### WHAT THIS TASK INVOLVES
Count every line below in which "icon" occurs, then give only the count.

─── SOURCE MATERIAL ───

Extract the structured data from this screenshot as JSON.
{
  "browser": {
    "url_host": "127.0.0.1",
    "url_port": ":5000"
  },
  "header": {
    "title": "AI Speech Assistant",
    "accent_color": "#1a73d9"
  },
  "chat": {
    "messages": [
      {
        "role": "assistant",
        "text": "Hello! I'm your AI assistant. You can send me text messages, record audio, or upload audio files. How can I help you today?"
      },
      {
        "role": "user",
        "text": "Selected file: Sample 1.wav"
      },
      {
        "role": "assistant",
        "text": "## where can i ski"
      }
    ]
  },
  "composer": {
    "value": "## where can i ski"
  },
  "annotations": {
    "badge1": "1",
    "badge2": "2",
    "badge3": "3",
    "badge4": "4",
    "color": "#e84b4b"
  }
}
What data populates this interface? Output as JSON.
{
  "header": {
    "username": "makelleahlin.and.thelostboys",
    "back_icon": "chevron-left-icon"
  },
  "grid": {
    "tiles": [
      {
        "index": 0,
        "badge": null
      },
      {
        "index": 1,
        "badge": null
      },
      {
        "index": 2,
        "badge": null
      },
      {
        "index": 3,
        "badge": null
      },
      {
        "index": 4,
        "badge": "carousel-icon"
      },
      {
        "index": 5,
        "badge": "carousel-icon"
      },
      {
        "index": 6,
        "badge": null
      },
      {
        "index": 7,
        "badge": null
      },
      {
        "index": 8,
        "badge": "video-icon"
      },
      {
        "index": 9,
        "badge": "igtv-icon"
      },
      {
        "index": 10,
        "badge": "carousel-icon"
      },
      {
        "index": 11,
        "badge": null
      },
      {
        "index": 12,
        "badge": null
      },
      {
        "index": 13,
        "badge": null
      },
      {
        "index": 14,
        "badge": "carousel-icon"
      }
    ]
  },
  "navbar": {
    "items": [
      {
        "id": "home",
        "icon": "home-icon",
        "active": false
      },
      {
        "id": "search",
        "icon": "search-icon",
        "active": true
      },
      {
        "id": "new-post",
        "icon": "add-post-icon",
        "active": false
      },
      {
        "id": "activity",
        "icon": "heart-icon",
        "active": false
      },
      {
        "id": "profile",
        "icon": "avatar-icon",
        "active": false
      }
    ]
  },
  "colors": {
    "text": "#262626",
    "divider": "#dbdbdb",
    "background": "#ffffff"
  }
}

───

### EXERCISE RESPONSE
12